# [Work instructions]
The response should be the complete listing below, unchanged.

----- Data -----

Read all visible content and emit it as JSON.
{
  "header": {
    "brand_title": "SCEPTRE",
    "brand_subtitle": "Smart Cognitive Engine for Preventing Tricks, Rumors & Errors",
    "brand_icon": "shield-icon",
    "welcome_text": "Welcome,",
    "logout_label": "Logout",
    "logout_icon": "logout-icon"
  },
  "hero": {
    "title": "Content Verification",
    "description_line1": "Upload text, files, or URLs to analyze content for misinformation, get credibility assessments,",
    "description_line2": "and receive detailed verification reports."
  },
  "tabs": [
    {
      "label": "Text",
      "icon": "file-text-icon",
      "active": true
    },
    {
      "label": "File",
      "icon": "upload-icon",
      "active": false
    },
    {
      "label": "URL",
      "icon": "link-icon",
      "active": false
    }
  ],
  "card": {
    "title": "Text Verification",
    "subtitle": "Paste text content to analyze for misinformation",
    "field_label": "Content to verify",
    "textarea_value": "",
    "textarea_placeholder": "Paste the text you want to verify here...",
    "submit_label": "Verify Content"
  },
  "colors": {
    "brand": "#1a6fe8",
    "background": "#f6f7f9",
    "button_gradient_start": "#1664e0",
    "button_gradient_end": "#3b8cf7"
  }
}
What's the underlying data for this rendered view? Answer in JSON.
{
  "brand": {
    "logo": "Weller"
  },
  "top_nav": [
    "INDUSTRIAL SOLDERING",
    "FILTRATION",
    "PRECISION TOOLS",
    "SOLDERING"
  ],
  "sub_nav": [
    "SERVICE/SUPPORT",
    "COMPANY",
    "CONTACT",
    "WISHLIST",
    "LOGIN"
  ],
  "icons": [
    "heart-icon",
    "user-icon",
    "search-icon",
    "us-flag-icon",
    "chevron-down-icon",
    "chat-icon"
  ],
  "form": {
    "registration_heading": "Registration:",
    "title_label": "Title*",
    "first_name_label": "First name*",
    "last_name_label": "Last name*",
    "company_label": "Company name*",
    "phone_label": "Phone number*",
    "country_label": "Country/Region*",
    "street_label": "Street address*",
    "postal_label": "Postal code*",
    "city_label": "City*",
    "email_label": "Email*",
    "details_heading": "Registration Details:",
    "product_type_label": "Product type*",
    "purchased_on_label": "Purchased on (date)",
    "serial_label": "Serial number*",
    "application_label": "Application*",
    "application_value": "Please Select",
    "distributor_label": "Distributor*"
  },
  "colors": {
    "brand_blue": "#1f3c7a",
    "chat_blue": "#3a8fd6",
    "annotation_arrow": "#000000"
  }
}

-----

# [Written solution]
Read all visible content and emit it as JSON.
{
  "header": {
    "brand_title": "SCEPTRE",
    "brand_subtitle": "Smart Cognitive Engine for Preventing Tricks, Rumors & Errors",
    "brand_icon": "shield-icon",
    "welcome_text": "Welcome,",
    "logout_label": "Logout",
    "logout_icon": "logout-icon"
  },
  "hero": {
    "title": "Content Verification",
    "description_line1": "Upload text, files, or URLs to analyze content for misinformation, get credibility assessments,",
    "description_line2": "and receive detailed verification reports."
  },
  "tabs": [
    {
      "label": "Text",
      "icon": "file-text-icon",
      "active": true
    },
    {
      "label": "File",
      "icon": "upload-icon",
      "active": false
    },
    {
      "label": "URL",
      "icon": "link-icon",
      "active": false
    }
  ],
  "card": {
    "title": "Text Verification",
    "subtitle": "Paste text content to analyze for misinformation",
    "field_label": "Content to verify",
    "textarea_value": "",
    "textarea_placeholder": "Paste the text you want to verify here...",
    "submit_label": "Verify Content"
  },
  "colors": {
    "brand": "#1a6fe8",
    "background": "#f6f7f9",
    "button_gradient_start": "#1664e0",
    "button_gradient_end": "#3b8cf7"
  }
}
What's the underlying data for this rendered view? Answer in JSON.
{
  "brand": {
    "logo": "Weller"
  },
  "top_nav": [
    "INDUSTRIAL SOLDERING",
    "FILTRATION",
    "PRECISION TOOLS",
    "SOLDERING"
  ],
  "sub_nav": [
    "SERVICE/SUPPORT",
    "COMPANY",
    "CONTACT",
    "WISHLIST",
    "LOGIN"
  ],
  "icons": [
    "heart-icon",
    "user-icon",
    "search-icon",
    "us-flag-icon",
    "chevron-down-icon",
    "chat-icon"
  ],
  "form": {
    "registration_heading": "Registration:",
    "title_label": "Title*",
    "first_name_label": "First name*",
    "last_name_label": "Last name*",
    "company_label": "Company name*",
    "phone_label": "Phone number*",
    "country_label": "Country/Region*",
    "street_label": "Street address*",
    "postal_label": "Postal code*",
    "city_label": "City*",
    "email_label": "Email*",
    "details_heading": "Registration Details:",
    "product_type_label": "Product type*",
    "purchased_on_label": "Purchased on (date)",
    "serial_label": "Serial number*",
    "application_label": "Application*",
    "application_value": "Please Select",
    "distributor_label": "Distributor*"
  },
  "colors": {
    "brand_blue": "#1f3c7a",
    "chat_blue": "#3a8fd6",
    "annotation_arrow": "#000000"
  }
}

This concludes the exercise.